_Work instructions:_
For this exercise, output exactly and only the lines running from the one with "What data populates" through the final line of the data below, without pictures.

_Dataset extract:_
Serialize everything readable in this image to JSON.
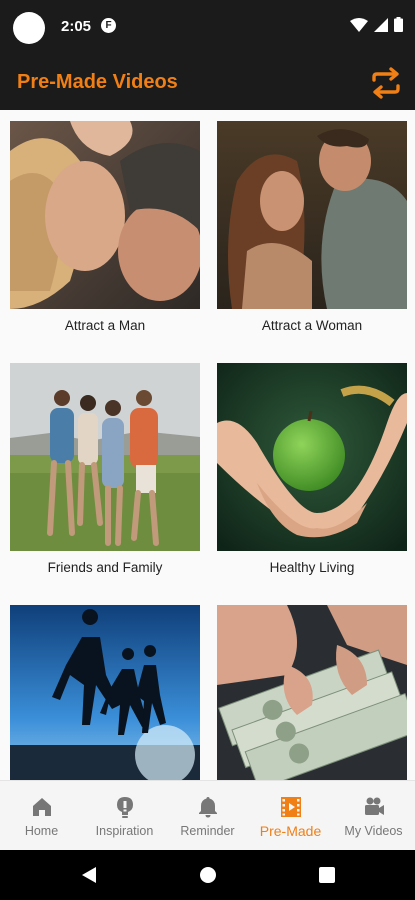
{
  "status": {
    "time": "2:05",
    "notification_badge": "F"
  },
  "app_bar": {
    "title": "Pre-Made Videos",
    "accent": "#f07f16"
  },
  "cards": [
    {
      "label": "Attract a Man"
    },
    {
      "label": "Attract a Woman"
    },
    {
      "label": "Friends and Family"
    },
    {
      "label": "Healthy Living"
    },
    {
      "label": ""
    },
    {
      "label": ""
    }
  ],
  "bottom_nav": {
    "active": "Pre-Made",
    "items": [
      {
        "label": "Home",
        "icon": "home-icon"
      },
      {
        "label": "Inspiration",
        "icon": "lightbulb-icon"
      },
      {
        "label": "Reminder",
        "icon": "bell-icon"
      },
      {
        "label": "Pre-Made",
        "icon": "film-icon"
      },
      {
        "label": "My Videos",
        "icon": "video-camera-icon"
      }
    ]
  }
}
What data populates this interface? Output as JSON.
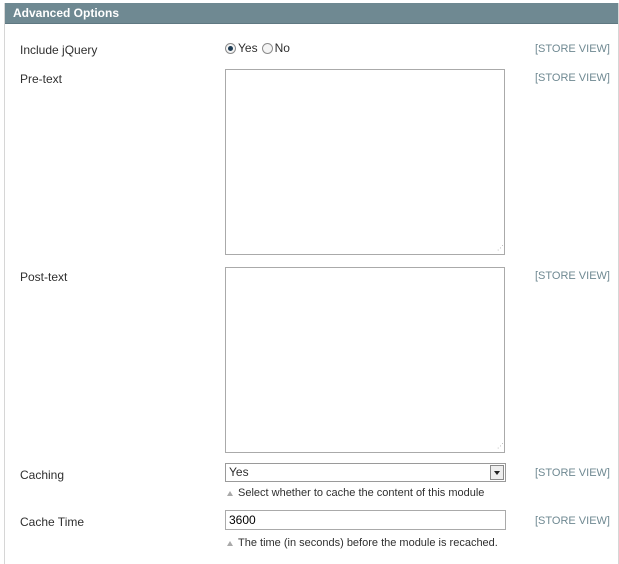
{
  "section": {
    "title": "Advanced Options"
  },
  "rows": {
    "include_jquery": {
      "label": "Include jQuery",
      "options": [
        "Yes",
        "No"
      ],
      "selected": "Yes",
      "scope": "[STORE VIEW]"
    },
    "pre_text": {
      "label": "Pre-text",
      "value": "",
      "scope": "[STORE VIEW]"
    },
    "post_text": {
      "label": "Post-text",
      "value": "",
      "scope": "[STORE VIEW]"
    },
    "caching": {
      "label": "Caching",
      "value": "Yes",
      "note": "Select whether to cache the content of this module",
      "scope": "[STORE VIEW]"
    },
    "cache_time": {
      "label": "Cache Time",
      "value": "3600",
      "note": "The time (in seconds) before the module is recached.",
      "scope": "[STORE VIEW]"
    }
  },
  "colors": {
    "header_bg": "#6f8992",
    "scope_text": "#6f8992"
  }
}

_Answer to this task:_
What data populates this interface? Output as JSON.
{
  "section": {
    "title": "Advanced Options"
  },
  "rows": {
    "include_jquery": {
      "label": "Include jQuery",
      "options": [
        "Yes",
        "No"
      ],
      "selected": "Yes",
      "scope": "[STORE VIEW]"
    },
    "pre_text": {
      "label": "Pre-text",
      "value": "",
      "scope": "[STORE VIEW]"
    },
    "post_text": {
      "label": "Post-text",
      "value": "",
      "scope": "[STORE VIEW]"
    },
    "caching": {
      "label": "Caching",
      "value": "Yes",
      "note": "Select whether to cache the content of this module",
      "scope": "[STORE VIEW]"
    },
    "cache_time": {
      "label": "Cache Time",
      "value": "3600",
      "note": "The time (in seconds) before the module is recached.",
      "scope": "[STORE VIEW]"
    }
  },
  "colors": {
    "header_bg": "#6f8992",
    "scope_text": "#6f8992"
  }
}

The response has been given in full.